:: What to work on ::
For the data that follows, state how many lines hold the string "placeholder", giving the number by itself.

:: Extracted records ::

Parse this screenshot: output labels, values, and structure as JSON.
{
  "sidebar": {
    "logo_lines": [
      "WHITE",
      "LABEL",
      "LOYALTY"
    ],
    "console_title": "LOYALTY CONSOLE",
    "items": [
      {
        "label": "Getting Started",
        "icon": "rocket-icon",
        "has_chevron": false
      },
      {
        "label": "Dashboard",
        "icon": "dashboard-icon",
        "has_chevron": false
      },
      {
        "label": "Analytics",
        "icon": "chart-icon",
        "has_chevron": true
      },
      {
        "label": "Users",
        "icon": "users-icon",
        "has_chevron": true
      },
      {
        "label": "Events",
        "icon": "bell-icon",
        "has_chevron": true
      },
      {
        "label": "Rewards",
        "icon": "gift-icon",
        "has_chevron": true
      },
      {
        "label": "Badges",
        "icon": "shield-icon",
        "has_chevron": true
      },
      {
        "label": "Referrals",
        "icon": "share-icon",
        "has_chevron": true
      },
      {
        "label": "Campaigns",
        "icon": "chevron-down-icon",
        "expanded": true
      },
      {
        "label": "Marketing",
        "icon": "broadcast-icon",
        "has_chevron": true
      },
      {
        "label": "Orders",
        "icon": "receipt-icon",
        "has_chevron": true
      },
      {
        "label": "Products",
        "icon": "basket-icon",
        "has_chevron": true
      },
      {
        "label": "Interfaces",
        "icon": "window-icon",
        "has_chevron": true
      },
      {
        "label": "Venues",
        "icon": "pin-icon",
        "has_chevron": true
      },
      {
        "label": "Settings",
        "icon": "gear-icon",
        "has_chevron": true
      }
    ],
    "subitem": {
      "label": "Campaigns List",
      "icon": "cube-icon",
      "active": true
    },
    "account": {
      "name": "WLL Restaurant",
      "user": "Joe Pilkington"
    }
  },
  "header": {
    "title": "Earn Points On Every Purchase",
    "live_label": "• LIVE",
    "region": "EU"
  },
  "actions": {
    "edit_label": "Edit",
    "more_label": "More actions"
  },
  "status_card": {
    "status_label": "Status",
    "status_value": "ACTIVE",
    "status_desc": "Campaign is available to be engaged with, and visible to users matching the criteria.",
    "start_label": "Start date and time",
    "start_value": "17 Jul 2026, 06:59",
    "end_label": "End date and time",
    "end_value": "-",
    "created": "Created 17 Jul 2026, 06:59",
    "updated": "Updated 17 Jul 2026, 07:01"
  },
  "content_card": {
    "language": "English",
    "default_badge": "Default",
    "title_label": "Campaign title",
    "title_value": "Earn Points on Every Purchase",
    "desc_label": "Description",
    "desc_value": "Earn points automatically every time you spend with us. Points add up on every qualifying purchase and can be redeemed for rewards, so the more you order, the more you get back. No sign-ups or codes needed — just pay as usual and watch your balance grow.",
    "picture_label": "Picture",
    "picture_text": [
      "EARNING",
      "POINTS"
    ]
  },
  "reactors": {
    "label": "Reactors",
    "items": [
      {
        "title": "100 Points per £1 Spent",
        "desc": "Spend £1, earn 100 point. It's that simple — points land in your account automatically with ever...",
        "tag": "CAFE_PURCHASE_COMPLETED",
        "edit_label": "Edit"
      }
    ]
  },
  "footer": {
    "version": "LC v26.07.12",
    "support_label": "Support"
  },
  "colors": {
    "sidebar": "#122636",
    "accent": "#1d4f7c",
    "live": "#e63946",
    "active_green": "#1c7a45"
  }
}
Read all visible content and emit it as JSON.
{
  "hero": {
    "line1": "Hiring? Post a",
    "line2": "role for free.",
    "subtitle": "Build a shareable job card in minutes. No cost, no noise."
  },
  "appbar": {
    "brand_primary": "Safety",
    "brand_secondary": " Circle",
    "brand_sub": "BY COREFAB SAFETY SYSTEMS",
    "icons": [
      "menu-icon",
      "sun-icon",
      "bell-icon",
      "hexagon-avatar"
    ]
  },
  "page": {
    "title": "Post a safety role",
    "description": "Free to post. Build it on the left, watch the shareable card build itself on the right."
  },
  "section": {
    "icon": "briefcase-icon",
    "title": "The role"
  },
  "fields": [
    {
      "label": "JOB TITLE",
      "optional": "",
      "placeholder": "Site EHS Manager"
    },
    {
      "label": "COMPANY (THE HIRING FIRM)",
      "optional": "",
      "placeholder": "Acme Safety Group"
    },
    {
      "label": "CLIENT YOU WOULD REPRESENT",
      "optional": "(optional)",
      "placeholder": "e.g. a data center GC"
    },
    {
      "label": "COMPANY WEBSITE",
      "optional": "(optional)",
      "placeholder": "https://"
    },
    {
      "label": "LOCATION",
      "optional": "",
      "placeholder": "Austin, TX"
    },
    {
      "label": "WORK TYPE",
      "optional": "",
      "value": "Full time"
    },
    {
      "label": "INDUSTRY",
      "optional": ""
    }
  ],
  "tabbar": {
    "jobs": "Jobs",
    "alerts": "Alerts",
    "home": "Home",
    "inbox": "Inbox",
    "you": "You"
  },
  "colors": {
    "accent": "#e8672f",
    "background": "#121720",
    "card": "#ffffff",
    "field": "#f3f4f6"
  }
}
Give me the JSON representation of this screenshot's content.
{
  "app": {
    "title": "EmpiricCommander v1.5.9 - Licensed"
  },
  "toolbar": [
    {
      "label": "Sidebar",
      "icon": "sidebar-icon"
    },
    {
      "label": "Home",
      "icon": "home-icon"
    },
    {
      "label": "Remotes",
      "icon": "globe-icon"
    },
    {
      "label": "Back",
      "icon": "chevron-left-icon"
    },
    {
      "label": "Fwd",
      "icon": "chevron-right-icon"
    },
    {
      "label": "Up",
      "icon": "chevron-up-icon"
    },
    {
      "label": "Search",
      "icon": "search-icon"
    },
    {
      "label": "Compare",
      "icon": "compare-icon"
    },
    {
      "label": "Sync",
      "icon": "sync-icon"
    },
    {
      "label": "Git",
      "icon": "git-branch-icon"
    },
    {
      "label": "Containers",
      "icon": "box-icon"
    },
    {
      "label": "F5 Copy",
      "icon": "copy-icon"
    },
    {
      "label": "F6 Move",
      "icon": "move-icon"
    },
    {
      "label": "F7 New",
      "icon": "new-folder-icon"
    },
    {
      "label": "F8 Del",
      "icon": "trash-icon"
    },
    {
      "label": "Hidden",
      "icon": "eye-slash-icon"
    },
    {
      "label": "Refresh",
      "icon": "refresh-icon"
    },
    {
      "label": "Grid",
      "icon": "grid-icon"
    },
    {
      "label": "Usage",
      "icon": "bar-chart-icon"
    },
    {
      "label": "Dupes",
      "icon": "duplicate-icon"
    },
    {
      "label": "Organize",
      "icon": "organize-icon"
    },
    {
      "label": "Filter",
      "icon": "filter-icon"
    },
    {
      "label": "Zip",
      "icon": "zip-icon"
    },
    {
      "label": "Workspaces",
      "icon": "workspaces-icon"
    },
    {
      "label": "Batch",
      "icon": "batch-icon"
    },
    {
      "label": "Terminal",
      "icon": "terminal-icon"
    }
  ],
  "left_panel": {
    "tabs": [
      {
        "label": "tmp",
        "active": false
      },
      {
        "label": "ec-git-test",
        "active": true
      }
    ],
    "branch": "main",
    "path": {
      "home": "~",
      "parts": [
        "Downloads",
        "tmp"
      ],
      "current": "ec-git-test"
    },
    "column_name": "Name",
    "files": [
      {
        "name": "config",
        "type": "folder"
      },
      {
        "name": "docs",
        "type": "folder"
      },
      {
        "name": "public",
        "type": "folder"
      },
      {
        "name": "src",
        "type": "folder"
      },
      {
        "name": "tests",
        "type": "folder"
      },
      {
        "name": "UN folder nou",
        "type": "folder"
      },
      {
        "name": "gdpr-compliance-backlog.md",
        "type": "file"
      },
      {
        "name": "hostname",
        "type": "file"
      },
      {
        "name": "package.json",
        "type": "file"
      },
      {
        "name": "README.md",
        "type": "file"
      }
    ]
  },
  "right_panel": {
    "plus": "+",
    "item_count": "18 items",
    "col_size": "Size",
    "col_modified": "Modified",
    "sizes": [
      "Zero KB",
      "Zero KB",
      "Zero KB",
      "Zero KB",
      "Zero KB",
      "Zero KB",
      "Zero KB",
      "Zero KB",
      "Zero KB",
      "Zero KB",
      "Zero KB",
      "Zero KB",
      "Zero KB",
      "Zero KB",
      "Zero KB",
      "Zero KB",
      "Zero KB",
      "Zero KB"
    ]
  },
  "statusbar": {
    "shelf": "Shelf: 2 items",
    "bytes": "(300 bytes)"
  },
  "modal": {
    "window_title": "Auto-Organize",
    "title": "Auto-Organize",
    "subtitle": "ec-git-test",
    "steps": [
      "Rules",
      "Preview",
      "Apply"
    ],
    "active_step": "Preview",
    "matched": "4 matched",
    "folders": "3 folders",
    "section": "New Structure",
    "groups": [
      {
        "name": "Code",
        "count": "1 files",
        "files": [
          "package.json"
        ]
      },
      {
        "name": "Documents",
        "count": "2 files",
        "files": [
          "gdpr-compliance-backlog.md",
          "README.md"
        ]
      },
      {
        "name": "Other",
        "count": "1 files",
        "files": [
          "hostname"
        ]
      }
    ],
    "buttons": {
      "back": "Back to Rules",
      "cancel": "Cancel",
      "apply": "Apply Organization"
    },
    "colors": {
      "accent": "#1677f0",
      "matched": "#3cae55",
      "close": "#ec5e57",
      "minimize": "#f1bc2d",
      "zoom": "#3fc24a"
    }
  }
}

:: Problem solution ::
5